Affordable Access

Contemporary minimally-invasive extended pelvic lymph node dissection for prostate cancer before curative radiotherapy: prospective standardized analysis of complications

  • Van Praet, Charles
  • Decaestecker, Karel
  • Ost, Piet
  • De Visschere, Pieter
  • Rottey, Sylvie
  • Lumen, Nicolaas
Publication Date
Jan 01, 2014
Ghent University Institutional Archive
External links


OBJECTIVES: To prospectively assess contemporary complication rates of minimally-invasive staging pelvic lymph node dissection before curative radiotherapy for prostate cancer using a standardized classification. METHODS: A total of 100 prostate cancer patients underwent laparoscopic or robot-assisted pelvic lymph node dissection (95% extended). Surgical outcomes were compared with those of 43 patients undergoing open pelvic lymph node dissection (33% extended). Complications were recorded prospectively during hospitalization and follow-up visits, and graded using Clavien-Dindo classification.

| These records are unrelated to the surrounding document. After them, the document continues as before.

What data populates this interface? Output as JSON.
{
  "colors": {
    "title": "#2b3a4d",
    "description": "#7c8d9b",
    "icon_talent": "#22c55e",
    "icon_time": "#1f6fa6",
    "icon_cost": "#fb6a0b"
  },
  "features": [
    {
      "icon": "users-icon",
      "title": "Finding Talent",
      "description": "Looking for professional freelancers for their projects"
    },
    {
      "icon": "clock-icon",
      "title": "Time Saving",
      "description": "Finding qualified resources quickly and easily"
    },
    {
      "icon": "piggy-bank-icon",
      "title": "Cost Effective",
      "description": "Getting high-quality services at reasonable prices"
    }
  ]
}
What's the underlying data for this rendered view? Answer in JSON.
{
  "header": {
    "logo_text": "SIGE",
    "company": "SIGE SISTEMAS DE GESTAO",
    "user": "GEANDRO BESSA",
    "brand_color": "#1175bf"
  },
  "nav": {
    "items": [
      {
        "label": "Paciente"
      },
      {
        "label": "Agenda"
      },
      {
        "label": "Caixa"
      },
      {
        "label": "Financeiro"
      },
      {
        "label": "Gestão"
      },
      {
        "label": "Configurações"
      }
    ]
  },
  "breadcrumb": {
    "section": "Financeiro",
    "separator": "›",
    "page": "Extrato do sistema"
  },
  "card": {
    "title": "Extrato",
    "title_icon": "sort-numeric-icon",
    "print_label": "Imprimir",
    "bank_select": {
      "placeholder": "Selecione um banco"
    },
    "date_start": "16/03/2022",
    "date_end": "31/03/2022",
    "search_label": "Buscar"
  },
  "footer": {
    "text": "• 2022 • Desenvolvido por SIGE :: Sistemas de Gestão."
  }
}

Lymphocele size was measured on postoperative magnetic resonance imaging or computed tomography. RESULTS: Of the complications recorded, 10% were grade 1, 3% were grade 2 and 6% were grade 3. No grade 4-5 complications occurred. Compared with open pelvic lymph node dissection, minimally-invasive pelvic lymph node dissection was associated with less blood loss (P = 0.001) and shorter hospital stay (median 3 vs 6 days; P < 0.001), but longer operation time (130 vs 98 min; P < 0.001). The complication rate was similar in both groups. For the entire cohort, overall and symptomatic lymphoceles were seen in 91 (64%) and 18 patients (13%), respectively. On multivariate logistic regression, minimally-invasive surgery was the only independent predictor for lymphocele development (odds ratio 3.99; P = 0.015). CONCLUSIONS: Minimally-invasive extended pelvic lymph node dissection before curative radiotherapy is associated with low morbidity. Asymptomatic lymphocele development rate is higher compared with open pelvic lymph node dissection.

Report this publication


Seen <100 times